Contact center agents are tasked with resolving issues in the quickest way possible without lowering service quality. With real-time analytics, you can see how long agents are spending on each customer. You can then work with the agents who regularly take a long time with customers in order to lower their average resolution time.

6. Take advantage of cross-sell and up-sell opportunities.

When a customer has recently bought a product or service, the contact center agent has an opportunity to cross-sell or up-sell. Real-time data can track what the customer has recently purchased and then automatically populate other products or services that they may be interested in. The system may also prompt the agent to offer the customer a better version of the product they’re ready to purchase at a higher price point.

6 Benefits of a Cloud Contact Center

The premise-based contact center requires hardware and software that have to be purchased, setup, updated and maintained. Equipment and maintenance can be costly, and an HR or IT department is usually required to manage the system. When the hardware or software becomes outdated, it will have to be replaced, which is another large investment.

Cloud-based contact centers, however, are subscription-based. The hardware, software and maintenance is controlled by a third party provider. You won’t have to spend money on special routers, servers, hardware, software or in-house staff. The cloud-based system can be accessed online from anywhere. Here are six benefits of switching to the cloud:

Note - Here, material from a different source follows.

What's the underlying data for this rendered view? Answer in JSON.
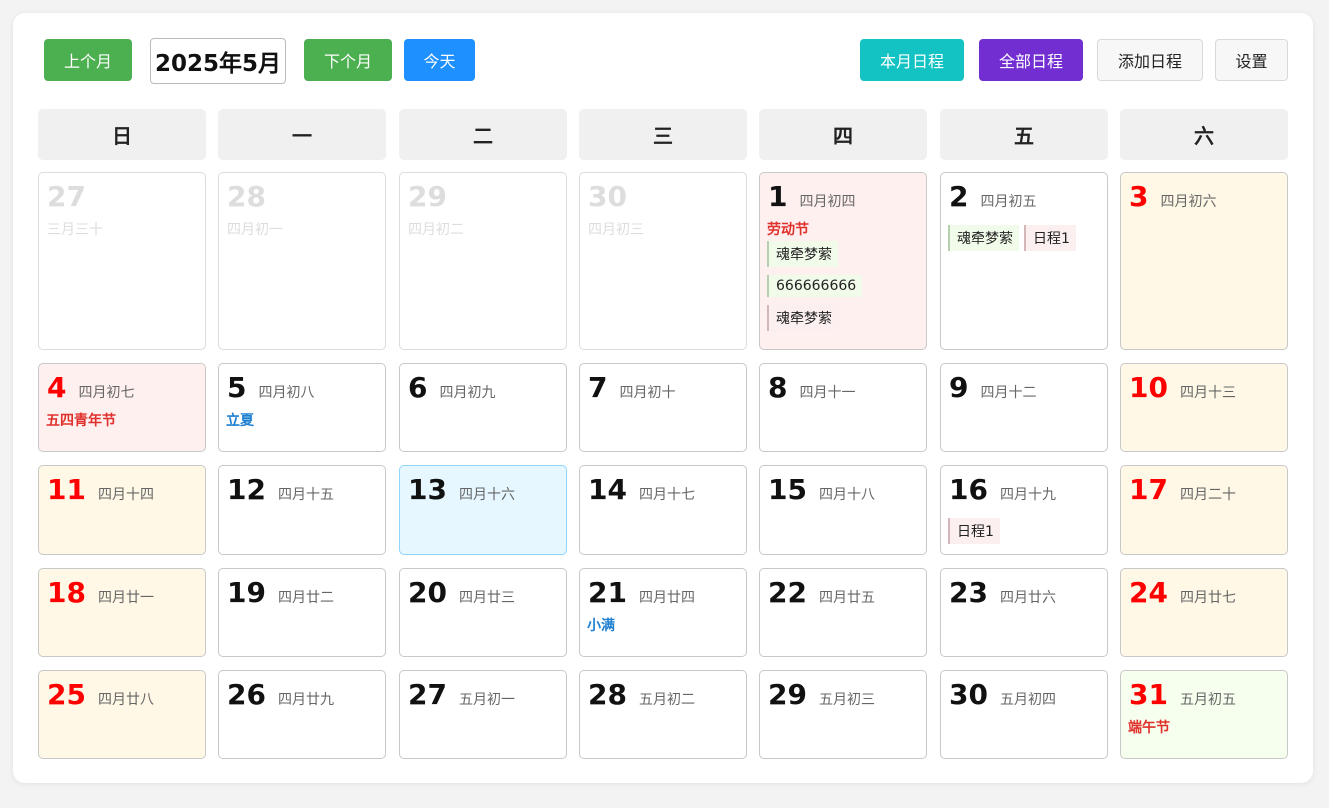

  1. Accessibility Everywhere

Cloud-based CRM can be accessed no matter where you are in the world. The CRM industry is fast-paced and it’s necessary to keep data up-to-date by the minute. Data that hasn’t been updated even within the past hour can already be irrelevant. Not only are cloud-based CRM systems accessible from wherever you are via a number of Internet-connected devices, but the system will also update in real time.

  1. Simple Setup

Software-based CRM systems require a lot of time and expertise to get up and running. Installing software on hundreds or thousands of machines can be time-consuming. With cloud software, employees can signup, login through their browser and immediately get to work. Plus, the purpose of cloud CRM systems is to have every agent be able to use it. While quick training may be helpful, there’s no reason to spend hours training agents on how to use the system. Modern cloud systems are intuitive and user-friendly.

  1. Less Overhead

Cloud contact centers avoid the large, upfront payment that’s the norm with premise-based software. The monthly subscription will remain the same, covering everything from storage and access to maintenance and support services. Plus, since cloud CRM systems don’t require the same type of IT attention that software does, you won’t have to pay high maintenance costs.

  1. Hassle-Free Upgrades

Traditional software requires routine upgrades, which can cause problems with other software that’s not compatible. With the cloud, upgrades never result in compatibility issues because the program doesn’t actually live on your device. If you want to scale your business, the cloud-based system will scale with you, often without no added cost. You can add more agents and buy more phone lines without paying anything extra. As your business changes because of something unexpected or simply due to seasonal fluctuations, your cloud system can change along with it.

  1. Automatic Backup Protection

The cloud automatically backs up your data in order to keep it safe. If a disaster or emergency happens, your contact center information won’t be vulnerable. Even if one cloud server goes down, another cloud server will immediately take its place, making it possible for you to continue working.

  1. Remote Workers

Cloud-based CRM systems allow you to employ remote contact center agents. This is especially helpful if you need agents to provide service to customers in different time zones. So long as the agent can access the Internet, calls can be routed to them from the contact center’s network. Telecommuting has its perks: employees are happier, overhead is lower and the hiring pool is larger because you’re not required to hire people who live in a certain location.

Cloud-based CRM software can streamline business practices, improve the customer experience, give you a better pool of candidates to hire from and increase your bottom line.